Couples increasingly want to be certain, before they marry, that they can pay their bills, that neither party is burdened by debt, that each has a secure job or a set of skills attesting to their employability. Many are also conscious that as rigid gender roles erode, marriage demands more negotiation and relationship skills than in the past.
They often want firsthand experience with how their partner will behave in an intimate relationship, which is why the majority of new marriages come after a period of cohabitation, according to census figures.
These higher expectations are good news for many marriages. People who can meet the high bar that most Americans now feel is appropriate for the transition to marriage -- people who delay marriage to get an education, who have accumulated a nest egg or established themselves in a secure line of work -- typically have higher quality marriages than other Americans, research shows, and their divorce rates have been falling for the past 25 years.
But these higher expectations pose difficulties for individuals with fewer interpersonal and material resources. Over the past 30 years, job opportunities and real wages have declined substantially for poorly educated men, making them less attractive marriage partners for women. When such men do find stable employment, they often tend to be more interested in a woman with good earnings prospects than someone they have to rescue from poverty.
Today, several studies have shown, economic instability is now more closely associated with marital distress than it used to be.
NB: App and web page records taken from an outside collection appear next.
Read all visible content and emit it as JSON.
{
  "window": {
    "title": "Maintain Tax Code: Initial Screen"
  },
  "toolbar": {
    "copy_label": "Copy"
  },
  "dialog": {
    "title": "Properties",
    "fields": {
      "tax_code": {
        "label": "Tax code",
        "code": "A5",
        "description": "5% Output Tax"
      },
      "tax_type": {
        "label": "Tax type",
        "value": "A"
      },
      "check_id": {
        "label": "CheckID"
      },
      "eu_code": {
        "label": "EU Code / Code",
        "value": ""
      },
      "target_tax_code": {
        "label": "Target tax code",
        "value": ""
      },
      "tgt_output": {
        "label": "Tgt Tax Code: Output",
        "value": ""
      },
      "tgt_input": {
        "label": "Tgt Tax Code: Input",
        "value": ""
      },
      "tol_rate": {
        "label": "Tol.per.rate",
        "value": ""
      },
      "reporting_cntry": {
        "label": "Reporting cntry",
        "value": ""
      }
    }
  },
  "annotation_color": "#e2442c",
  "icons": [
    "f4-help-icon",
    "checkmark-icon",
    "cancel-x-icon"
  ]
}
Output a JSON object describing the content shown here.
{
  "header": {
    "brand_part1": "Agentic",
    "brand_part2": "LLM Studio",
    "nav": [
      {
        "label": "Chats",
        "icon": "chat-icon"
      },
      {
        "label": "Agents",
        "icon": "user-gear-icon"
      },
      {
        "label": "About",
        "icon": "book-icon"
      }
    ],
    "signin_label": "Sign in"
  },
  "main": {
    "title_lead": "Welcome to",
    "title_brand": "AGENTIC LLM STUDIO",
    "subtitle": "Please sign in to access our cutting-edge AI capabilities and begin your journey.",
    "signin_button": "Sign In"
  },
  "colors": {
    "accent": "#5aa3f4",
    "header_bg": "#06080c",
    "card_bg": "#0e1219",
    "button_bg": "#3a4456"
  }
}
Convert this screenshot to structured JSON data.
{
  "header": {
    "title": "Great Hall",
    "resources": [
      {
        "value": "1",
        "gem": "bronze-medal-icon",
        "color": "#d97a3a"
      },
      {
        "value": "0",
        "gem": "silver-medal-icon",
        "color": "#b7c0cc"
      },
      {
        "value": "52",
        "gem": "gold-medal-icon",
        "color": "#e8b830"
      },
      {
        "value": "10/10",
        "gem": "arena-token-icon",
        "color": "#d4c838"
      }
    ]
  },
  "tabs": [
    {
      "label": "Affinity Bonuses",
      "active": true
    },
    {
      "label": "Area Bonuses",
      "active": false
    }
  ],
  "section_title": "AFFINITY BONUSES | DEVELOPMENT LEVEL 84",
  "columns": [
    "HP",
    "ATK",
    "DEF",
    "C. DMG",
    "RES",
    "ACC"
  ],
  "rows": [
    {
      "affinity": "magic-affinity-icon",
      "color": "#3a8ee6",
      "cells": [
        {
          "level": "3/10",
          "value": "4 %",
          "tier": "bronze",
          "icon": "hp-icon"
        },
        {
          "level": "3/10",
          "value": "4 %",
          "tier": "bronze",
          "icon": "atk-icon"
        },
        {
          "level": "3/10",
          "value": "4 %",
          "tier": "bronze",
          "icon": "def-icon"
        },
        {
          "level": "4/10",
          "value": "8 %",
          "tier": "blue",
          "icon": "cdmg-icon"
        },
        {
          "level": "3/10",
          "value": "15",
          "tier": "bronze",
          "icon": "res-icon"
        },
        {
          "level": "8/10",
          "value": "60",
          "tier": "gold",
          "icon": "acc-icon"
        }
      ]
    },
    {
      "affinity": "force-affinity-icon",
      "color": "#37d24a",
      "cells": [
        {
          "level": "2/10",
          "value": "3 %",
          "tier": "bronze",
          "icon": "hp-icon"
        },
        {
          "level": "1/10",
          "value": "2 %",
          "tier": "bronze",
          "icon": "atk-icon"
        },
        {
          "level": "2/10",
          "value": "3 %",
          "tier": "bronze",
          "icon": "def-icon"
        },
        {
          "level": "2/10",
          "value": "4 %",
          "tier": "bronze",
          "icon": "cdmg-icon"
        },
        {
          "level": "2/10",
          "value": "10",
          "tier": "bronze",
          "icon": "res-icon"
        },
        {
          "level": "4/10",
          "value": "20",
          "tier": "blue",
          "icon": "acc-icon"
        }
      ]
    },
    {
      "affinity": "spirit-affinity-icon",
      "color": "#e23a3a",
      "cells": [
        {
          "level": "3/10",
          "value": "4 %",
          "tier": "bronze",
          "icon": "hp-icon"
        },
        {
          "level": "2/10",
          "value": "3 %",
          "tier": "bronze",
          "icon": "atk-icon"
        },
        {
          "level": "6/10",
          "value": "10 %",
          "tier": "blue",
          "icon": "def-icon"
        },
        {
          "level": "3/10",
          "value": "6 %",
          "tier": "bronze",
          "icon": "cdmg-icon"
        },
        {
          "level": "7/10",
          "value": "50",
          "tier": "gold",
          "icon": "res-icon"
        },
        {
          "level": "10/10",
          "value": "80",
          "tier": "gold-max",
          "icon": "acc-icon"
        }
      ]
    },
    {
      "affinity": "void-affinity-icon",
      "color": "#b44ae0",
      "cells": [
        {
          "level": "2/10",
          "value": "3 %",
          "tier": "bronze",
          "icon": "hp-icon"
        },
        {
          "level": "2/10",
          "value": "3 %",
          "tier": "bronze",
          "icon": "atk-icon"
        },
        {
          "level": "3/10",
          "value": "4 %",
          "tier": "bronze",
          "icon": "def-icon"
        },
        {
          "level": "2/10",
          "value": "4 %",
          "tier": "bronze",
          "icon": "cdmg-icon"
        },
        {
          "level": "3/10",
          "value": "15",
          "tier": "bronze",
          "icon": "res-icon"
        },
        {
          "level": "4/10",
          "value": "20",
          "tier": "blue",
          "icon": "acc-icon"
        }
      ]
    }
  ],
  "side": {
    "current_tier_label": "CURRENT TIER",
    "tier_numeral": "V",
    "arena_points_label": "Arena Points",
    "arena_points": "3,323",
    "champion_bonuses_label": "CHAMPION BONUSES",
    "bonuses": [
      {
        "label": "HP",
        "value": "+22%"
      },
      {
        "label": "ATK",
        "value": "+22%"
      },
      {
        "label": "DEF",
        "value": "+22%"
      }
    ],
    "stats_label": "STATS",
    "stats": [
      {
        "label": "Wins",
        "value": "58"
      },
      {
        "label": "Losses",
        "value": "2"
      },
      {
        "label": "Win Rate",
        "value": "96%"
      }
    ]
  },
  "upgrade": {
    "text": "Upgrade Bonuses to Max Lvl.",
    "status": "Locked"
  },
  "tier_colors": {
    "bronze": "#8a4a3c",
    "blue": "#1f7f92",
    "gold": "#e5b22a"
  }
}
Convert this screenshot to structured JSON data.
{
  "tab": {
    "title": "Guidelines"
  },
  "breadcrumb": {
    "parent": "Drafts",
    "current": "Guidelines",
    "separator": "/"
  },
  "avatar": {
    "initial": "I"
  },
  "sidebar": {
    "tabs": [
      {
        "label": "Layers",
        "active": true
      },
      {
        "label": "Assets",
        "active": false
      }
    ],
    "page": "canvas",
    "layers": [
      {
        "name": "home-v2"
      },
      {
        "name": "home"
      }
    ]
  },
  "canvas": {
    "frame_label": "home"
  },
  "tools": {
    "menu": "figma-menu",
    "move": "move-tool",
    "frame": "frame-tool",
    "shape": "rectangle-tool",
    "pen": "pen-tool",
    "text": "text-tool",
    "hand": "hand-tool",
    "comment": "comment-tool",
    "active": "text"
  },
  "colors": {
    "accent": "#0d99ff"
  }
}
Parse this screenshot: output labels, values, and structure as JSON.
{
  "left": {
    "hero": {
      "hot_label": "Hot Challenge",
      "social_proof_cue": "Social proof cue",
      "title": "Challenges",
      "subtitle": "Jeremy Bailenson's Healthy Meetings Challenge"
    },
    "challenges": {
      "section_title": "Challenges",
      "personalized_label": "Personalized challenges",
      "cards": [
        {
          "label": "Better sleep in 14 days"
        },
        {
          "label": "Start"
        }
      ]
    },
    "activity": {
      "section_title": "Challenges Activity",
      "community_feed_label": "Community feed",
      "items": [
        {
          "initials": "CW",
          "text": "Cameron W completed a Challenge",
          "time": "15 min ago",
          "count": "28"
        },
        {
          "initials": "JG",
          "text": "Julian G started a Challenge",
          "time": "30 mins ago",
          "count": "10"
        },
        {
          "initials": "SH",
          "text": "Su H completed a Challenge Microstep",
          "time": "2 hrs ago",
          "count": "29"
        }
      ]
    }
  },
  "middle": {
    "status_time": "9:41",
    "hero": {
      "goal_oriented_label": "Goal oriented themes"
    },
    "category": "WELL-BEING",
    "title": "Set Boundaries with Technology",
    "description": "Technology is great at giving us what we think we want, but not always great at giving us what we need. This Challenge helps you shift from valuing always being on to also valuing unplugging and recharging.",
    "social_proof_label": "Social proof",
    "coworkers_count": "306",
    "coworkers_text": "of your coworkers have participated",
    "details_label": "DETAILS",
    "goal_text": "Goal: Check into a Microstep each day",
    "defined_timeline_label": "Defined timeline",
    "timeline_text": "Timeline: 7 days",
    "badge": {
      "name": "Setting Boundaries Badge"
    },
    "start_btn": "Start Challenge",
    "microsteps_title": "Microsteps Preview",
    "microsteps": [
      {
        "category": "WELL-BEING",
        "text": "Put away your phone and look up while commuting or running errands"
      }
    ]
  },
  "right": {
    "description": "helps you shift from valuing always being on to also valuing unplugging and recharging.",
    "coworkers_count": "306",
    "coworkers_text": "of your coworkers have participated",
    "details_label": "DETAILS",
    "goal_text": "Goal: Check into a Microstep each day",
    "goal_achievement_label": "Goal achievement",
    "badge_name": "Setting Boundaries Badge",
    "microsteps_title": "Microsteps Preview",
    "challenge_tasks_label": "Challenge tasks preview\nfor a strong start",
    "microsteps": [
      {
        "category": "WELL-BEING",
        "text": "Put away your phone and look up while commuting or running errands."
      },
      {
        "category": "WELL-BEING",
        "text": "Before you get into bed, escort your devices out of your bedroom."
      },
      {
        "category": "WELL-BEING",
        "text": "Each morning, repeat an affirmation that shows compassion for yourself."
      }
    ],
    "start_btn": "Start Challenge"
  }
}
If a low-income woman finds a stable, employed partner, she will likely be better off by marrying. But if the man she marries loses his job or is less committed and responsible than she had hoped, she may end up worse off than before -- having to support a man who can't or won't pull his own weight.
So the widening economic gap between haves and have-nots that America has experienced in recent decades is increasingly reflected in a widening marriage gap as well. Today two-thirds of people with a college degree are married, compared with less than half of those with a high school degree or less.
Those who begin married life with the most emotional and material advantages reap the greatest gains in those same areas from marriage. The very people who would benefit most from having a reliable long-term partner are the ones least likely to be able to find such a partner or sustain such a relationship.
This is a troubling trend that deserves attention from policy-makers. But the problem does not lie in a lack of family values. The poor value marriage just as highly as anyone else, and they may value children even more. Unfortunately, they are now less and less likely to believe they will be able to live up to the high expectations of modern partnerships, even if they are in love.
There is no easy fix for this problem. But the good news is that families still matter to Americans, including those who are not married.
According to the Pew poll, 76 percent of Americans say family is the most important, meaningful part of their life. Seventy-five percent say they are "very satisfied" with their family life. And 85 percent say that the family they live in today, whatever its form, is as close as or closer than the family in which they grew up. We have a lot of challenges ahead of us, but that's comforting news.
The opinions expressed in this commentary are solely those of Stephanie Coontz.